“Yes, even more than him,” she said.
“But I don't know anyone in Pittsburgh. Maybe dad lives in the area somewhere. I could stay with him,” Brian continued.
Alice knew it was a foolish idea, and even her son saying “dad” sparked anger within her. But he was just a child. And she always knew that she had to be delicate with the matter.
“I'm sorry, Brian, that is not going to happen.”
“Maybe in a few weeks he'll send a letter, maybe he's out of prison by now.”
“He's not the man I knew. He
still your father, but his is your family now. Someday, when he gets his act together things will be different. But for now, this is what we have.”
Brian knew that mentioning his father was a desperate attempt to try to take control of the situation. The timing of the move couldn't have been worse. It was the summer before the sixth grade. He had just got a kiss from Sarah. And when he would tell his mother
all my friends
he mainly meant
. He feared he may never see her again. He had to find out where she lived before they moved. He would go to her house, bang on the door and ask her to marry him. No, he thought, that was a stupid idea. He would ask her to be his girlfriend. No, that wasn't going to work either. While he listed his options he realized that all he really wanted to do was to ask her not to forget him. Before he could even put a plan in motion, they were on the road to Pittsburgh.
Chapter 3: Meeting Tobias
The first day of sixth grade for Brian was surreal as their new neighborhood. Everything looked nice on the outside. The air seemed fresher. It wasn't as hot as Georgia. People seemed friendly enough for being on the outskirts of the city. However, on the inside, Brian felt sick. He didn't belong here. Alienation seemed to follow him wherever he went. Not a single kid talked to him on the first day of school. There were also too many kids. The school was much bigger than what he was used to. Long hallways, bright lighting, kids immersed in their own worlds. The teachers were indifferent, but polite. The classrooms were in actual classrooms and not portable buildings. Brian was also trying to get used to the idea of having a locker, which was cool, but annoying at the same time. On the first day, he had gotten his locker assignment, but forgot to bring a lock. “No big deal,” he thought. But with each class period he was given some more books.

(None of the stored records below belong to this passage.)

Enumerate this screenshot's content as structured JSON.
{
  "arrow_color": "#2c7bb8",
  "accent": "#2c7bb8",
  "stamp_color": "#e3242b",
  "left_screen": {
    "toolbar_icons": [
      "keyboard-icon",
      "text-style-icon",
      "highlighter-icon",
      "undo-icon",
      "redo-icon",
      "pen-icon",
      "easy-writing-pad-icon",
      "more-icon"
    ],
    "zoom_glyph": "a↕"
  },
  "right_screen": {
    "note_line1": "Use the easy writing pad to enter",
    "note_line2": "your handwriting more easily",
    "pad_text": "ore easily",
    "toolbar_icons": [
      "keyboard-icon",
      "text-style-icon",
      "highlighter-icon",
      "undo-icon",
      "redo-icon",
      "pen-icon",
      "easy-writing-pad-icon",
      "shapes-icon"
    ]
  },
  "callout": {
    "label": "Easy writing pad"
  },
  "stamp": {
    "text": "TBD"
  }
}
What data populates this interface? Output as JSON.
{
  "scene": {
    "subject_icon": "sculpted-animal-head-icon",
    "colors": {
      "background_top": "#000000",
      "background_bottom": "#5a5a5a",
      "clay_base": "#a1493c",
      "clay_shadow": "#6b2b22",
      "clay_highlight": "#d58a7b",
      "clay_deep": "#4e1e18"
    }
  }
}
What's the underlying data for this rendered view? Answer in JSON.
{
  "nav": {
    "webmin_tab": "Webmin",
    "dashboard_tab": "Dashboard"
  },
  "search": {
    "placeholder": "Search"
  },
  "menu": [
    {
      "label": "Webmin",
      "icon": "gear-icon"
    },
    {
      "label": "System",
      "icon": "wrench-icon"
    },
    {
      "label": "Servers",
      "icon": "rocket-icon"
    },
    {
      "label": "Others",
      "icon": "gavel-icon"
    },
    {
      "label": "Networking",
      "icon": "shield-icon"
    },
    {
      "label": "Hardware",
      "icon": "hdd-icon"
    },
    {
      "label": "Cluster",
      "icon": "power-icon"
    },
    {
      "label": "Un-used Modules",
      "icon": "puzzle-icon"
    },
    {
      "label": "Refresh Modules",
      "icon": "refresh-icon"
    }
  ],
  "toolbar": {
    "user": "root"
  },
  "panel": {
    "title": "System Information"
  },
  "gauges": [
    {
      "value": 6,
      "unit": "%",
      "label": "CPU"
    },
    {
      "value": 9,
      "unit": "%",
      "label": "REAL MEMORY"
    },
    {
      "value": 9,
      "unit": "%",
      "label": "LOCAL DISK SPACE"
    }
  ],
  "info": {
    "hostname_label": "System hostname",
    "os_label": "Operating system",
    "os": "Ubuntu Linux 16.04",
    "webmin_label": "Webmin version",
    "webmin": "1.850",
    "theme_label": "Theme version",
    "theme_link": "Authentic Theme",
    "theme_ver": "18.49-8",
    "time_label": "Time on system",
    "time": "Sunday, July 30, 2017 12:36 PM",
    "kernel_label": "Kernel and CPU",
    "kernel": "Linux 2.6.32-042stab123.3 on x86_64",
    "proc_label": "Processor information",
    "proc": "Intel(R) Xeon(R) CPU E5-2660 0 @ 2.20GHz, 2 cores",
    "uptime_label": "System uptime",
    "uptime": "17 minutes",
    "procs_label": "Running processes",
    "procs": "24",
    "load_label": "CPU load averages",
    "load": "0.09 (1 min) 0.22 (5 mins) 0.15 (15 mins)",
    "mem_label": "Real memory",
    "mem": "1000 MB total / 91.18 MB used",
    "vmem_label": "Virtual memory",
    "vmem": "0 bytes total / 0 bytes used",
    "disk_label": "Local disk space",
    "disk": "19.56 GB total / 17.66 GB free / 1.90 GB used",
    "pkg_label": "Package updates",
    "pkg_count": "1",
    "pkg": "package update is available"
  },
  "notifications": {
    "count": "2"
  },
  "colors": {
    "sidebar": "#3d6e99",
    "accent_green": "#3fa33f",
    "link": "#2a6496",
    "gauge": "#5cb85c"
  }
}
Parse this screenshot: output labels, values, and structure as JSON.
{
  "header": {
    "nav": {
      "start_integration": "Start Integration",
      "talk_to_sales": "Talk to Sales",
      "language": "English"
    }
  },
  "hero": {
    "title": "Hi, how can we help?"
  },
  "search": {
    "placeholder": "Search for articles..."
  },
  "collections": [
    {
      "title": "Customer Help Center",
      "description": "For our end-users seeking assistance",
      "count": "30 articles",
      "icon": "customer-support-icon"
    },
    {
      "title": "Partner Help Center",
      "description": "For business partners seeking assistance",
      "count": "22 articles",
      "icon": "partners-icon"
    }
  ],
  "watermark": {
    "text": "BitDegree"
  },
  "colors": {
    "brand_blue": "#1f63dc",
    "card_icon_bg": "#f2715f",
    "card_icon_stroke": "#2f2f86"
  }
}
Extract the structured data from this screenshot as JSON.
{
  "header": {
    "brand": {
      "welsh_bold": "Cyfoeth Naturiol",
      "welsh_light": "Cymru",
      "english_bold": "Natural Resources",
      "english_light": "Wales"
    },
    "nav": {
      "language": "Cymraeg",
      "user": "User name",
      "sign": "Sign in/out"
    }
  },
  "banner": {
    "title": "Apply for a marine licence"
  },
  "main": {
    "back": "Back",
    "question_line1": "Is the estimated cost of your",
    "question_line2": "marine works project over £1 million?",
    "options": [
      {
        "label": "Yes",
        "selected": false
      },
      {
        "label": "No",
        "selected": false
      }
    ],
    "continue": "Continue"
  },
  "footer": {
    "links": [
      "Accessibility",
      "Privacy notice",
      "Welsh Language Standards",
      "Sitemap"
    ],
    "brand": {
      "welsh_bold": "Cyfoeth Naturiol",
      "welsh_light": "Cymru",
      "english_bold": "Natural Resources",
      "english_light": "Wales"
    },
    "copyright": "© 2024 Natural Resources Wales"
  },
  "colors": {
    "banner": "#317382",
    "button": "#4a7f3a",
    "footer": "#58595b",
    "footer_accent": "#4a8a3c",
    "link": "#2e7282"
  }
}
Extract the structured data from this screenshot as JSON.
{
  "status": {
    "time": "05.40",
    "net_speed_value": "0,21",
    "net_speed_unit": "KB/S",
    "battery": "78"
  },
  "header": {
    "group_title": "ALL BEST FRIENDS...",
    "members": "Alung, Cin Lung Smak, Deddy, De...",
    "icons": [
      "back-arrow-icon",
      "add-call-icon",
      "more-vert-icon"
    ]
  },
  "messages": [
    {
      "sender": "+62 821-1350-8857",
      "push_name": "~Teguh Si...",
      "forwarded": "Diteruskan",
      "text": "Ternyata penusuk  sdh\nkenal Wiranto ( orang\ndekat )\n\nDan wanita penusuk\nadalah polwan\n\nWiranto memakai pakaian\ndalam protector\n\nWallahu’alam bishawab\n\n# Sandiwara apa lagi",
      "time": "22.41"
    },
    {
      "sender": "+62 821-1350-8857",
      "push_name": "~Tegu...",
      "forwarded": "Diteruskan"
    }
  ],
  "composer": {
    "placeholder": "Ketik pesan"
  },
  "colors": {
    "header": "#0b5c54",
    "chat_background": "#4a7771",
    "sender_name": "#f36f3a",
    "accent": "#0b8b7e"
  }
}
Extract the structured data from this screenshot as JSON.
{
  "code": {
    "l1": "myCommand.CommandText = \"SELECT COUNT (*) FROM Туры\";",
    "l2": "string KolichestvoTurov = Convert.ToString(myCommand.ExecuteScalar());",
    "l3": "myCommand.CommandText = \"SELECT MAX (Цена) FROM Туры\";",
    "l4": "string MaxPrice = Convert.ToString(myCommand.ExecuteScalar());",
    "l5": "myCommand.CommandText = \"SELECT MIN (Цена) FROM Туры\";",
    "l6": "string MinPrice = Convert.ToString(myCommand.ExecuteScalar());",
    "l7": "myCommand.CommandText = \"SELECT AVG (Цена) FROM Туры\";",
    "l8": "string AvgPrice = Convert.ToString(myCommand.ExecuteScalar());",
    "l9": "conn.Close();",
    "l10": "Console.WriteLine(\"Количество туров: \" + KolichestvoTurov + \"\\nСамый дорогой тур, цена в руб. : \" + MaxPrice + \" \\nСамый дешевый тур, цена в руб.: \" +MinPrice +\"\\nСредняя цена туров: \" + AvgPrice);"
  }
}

He had four different classes to attend and by the end of the day, it felt like twenty books. Though it wasn't actually twenty many books, they were certainly enough to fill his backpack and then some. As he walked down the hall after the final school bell, having not said a word to a student all day, he saw an oasis in the form of exit doors to the outside bus loop.